Research and Development
During the research and development stage of the design process I used both qualitative, on-the-water testing and fluid dynamics software to prove the effectiveness of my concepts. I also conducted research into the type of training that this product is used for (across multiple sports) and what requirements a market-ready product would need to make it an effective training tool. This page will detail my research and how I used it in the design and manufacture of OHM products.
Canoe Slalom is a minority sport (1) , so there is very little academic research into methods of training such as the aforementioned resistance training. However , I wanted human biology based secondary research to dovetail my engineering and design based primary research so I started to look at other sports that use similar methods. In swimming, parachutes have been developed to add resistance to the body and facilitate the use of conditioning exercises such as post activation potentiation (PAP). This is described as ‘an increase in muscle isometric twitch and low frequency force’ (2), and is done by increasing the load to make the muscles work harder in training in order to condition the muscles to work faster and more efficiently when racing. This is essentially the same method that athletes use in canoeing, and has been proven through testing by high level American swimmers.
Three groups tested this method in slightly different ways to test the effectiveness on performance. The first group took 30 college athletes (a combination of men and women) and compared using and not using PAP over a 100m distance with a large rest (6minutes). The PAP was done in the warm up using a power tower. The PAP trials recorded an overage of 0.54s faster over 100m compared to without. There was also no difference between the men and the women , so PAP worked equally well for both.
The second study used a group of 9 international level sprinters. The swimmers jumped from the blocks and sprinted from to the 15m line. Both power off the blocks, and vertical height increased with the PAP stimulus. The third study took nationally ranked swimmers and compared four different warm ups- regular swim warm up, upper body PAP , lower body PAP and full body PAP. The males performed better with the PAP routines , but the regular swim warm up outperformed the PAP methods. Overall this method shows that this type of training is effective in some aspects of swimming performance, and so will also help in canoe slalom training. This research provides evidence for the usefulness of drag-resistance training, and facilitates the development of a product such as the one I am developing.
In addition to this secondary research I arranged a meeting with
Julian Fletcher, a programme manager at Rolls Royce. Recently he has been
working on the Triton project, which broke the world record for the furthest

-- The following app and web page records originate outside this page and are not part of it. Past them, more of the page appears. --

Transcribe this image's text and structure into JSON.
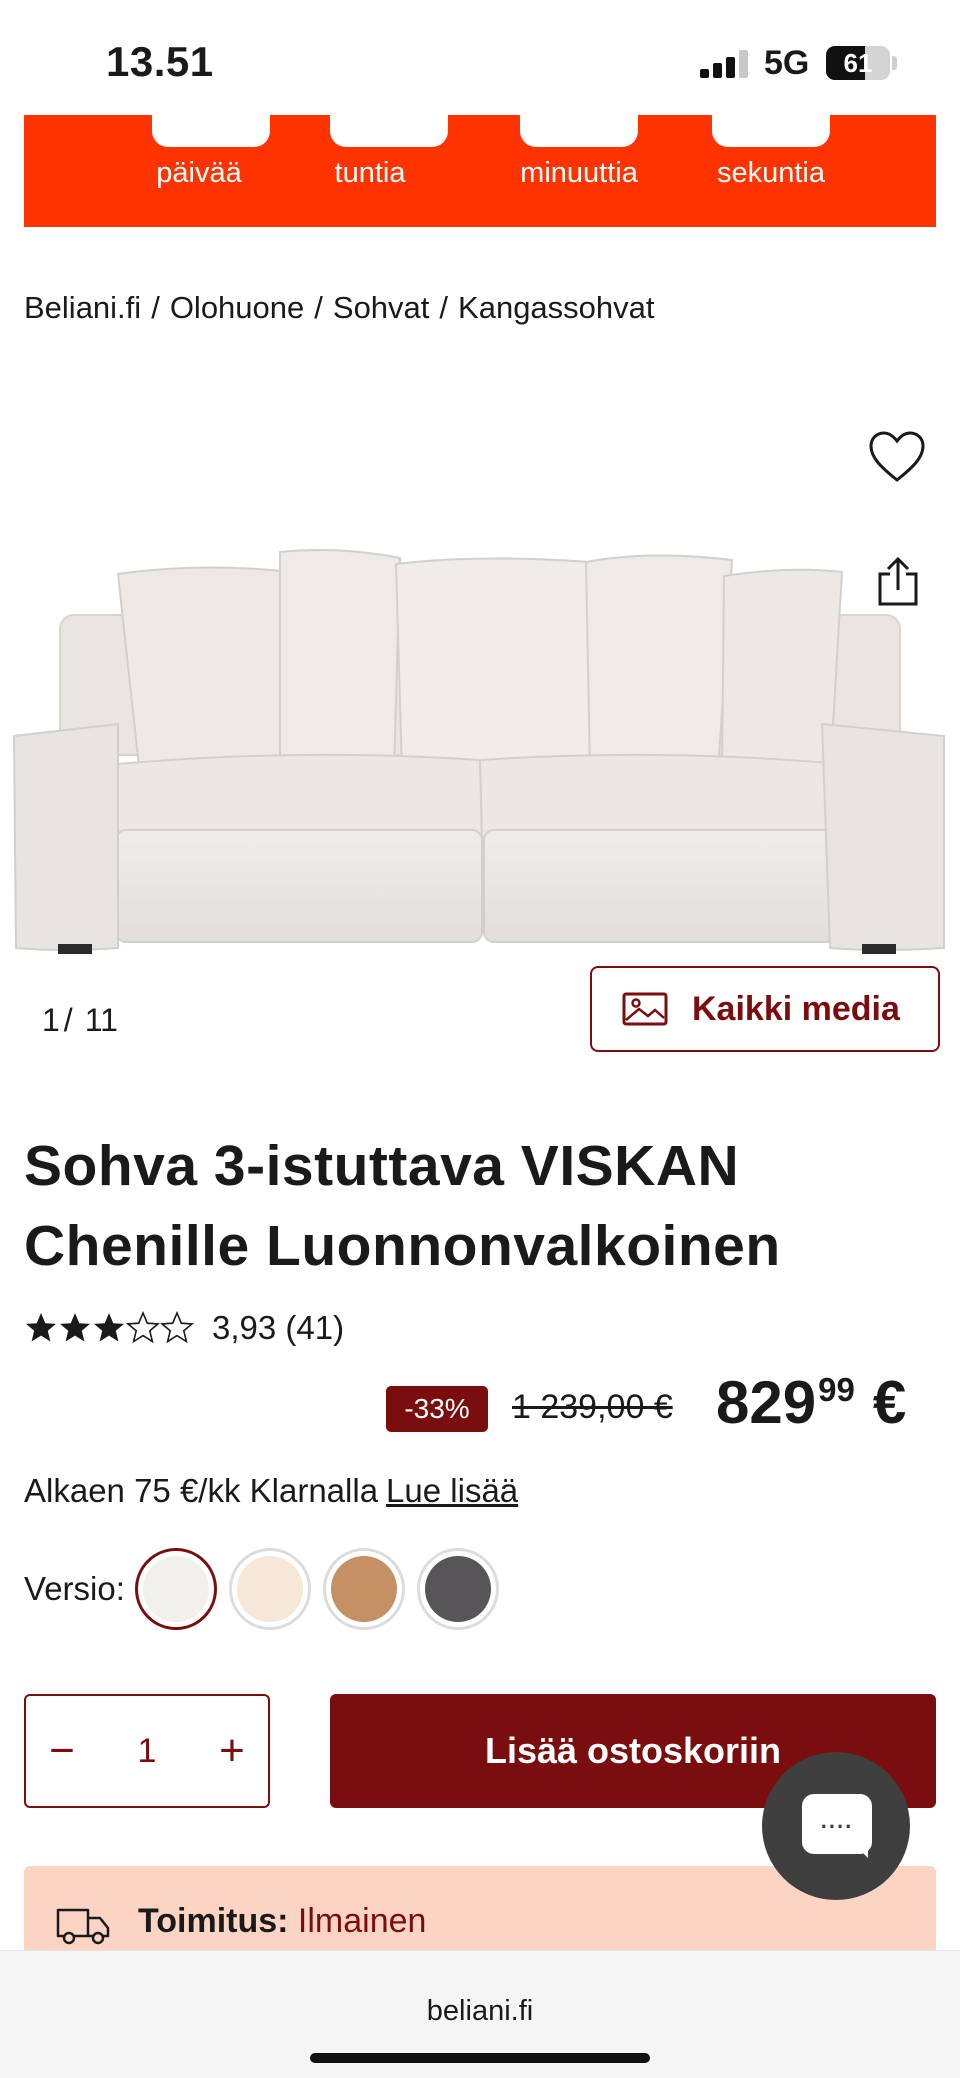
{
  "status_bar": {
    "time": "13.51",
    "network": "5G",
    "battery": "61",
    "battery_level": 0.61
  },
  "countdown": {
    "labels": [
      "päivää",
      "tuntia",
      "minuuttia",
      "sekuntia"
    ],
    "color": "#ff3300"
  },
  "breadcrumb": [
    "Beliani.fi",
    "Olohuone",
    "Sohvat",
    "Kangassohvat"
  ],
  "gallery": {
    "current": "1",
    "separator": "/",
    "total": "11",
    "media_button": "Kaikki media"
  },
  "product": {
    "title_line1": "Sohva 3-istuttava VISKAN",
    "title_line2": "Chenille Luonnonvalkoinen",
    "rating": 3.93,
    "rating_text": "3,93 (41)",
    "discount": "-33%",
    "old_price": "1 239,00 €",
    "price_main": "829",
    "price_cents": "99",
    "currency": "€"
  },
  "klarna": {
    "text": "Alkaen 75 €/kk Klarnalla",
    "link": "Lue lisää"
  },
  "versions": {
    "label": "Versio:",
    "swatches": [
      {
        "color": "#f1f0ed",
        "selected": true
      },
      {
        "color": "#f6e7d8",
        "selected": false
      },
      {
        "color": "#c49064",
        "selected": false
      },
      {
        "color": "#575557",
        "selected": false
      }
    ]
  },
  "quantity": {
    "minus": "−",
    "value": "1",
    "plus": "+"
  },
  "cart_button": "Lisää ostoskoriin",
  "delivery": {
    "label": "Toimitus:",
    "value": "Ilmainen"
  },
  "browser": {
    "url": "beliani.fi"
  },
  "colors": {
    "accent": "#7a0e0e",
    "banner": "#ff3300",
    "delivery_bg": "#fcd4c4"
  }
}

distance on water by a human powered vehicle during a 12 hour period. The team
broke this record through careful development of a design that aimed to reduce
drag to an absolute minimum, and we spoke about how I could use his ideas in
reverse to increase the drag for training purposes. This primary research was vital in the final
development of my product, because he suggested ways to test my designs using
both a computer simulation (with the Flow Simulation on Solidworks),
and also methods to determine drag practically. We discussed the use of practical testing, the
a qualitative test whereby a range users take
the product and test it on the water, judging the drag by how it feels compared
to other designs, and without any device fitted. This complemented the data
producing CFD (Computational fluid dynamics) software testing I was also doing.
Following my research and development into the design of the device, I started to experiment with cube shaped objects. Using the NASA data I had used , I knew that this was one of the shapes that induced the most drag, and having experimented with a flat plate (the design that induces the most drag) had decided that it would be difficult to implement logistically because it was lifting up to a flat position when the boat moved forwards due to the drag force. Also the amount of drag it created would potentially have caused injury due to the resistive force that it induced.
I wanted to try using a cube shaped design because it is identical in all directions, meaning that the product will not change it’s position when force is applied. I did some sketches, and then modeled the best design on solidworks. I used the ‘fins’ to increase the contact surface area with the drag force. The formula for drag force is (Force = (Drag Coefficient * density of the fluid * velocity ^2 * area of frontal face)/2), so force is directly proportional to area. The design was inspired by some parts in computers, which have similar fins to increase the surface area , allowing them to cool down quicker.
The most common design solution I had found during research was tennis balls on a bungee, so I used this as my control variable. When I ran my design (made up of 3 cubes) through the programme, it gave me a drag coefficient that was 2x greater than that of 3 tennis balls, with a 6% error margin.
(Above) - An image of the model I used to calculate the drag coefficient of my design.
(Above) The results from the CFD calculation of the drag coefficient of my design.The value of 0.119502 is greater than that of my control, proving the effectiveness of my design.
Following this, I manufactured a prototype using silicone moulding techniques. I then used this in my training for 6 months before asking others to test it. Following positive feedback, I decided to manufacture, advertise and sell the product to other athletes.
3 – Finding the drag coefficient with CFD https://www.youtube.com/watch?v=_VjAka70C1w&list=PLtH1ZG5mk1zNzz5HO9UcuuYzGIHBSQOIk&index=9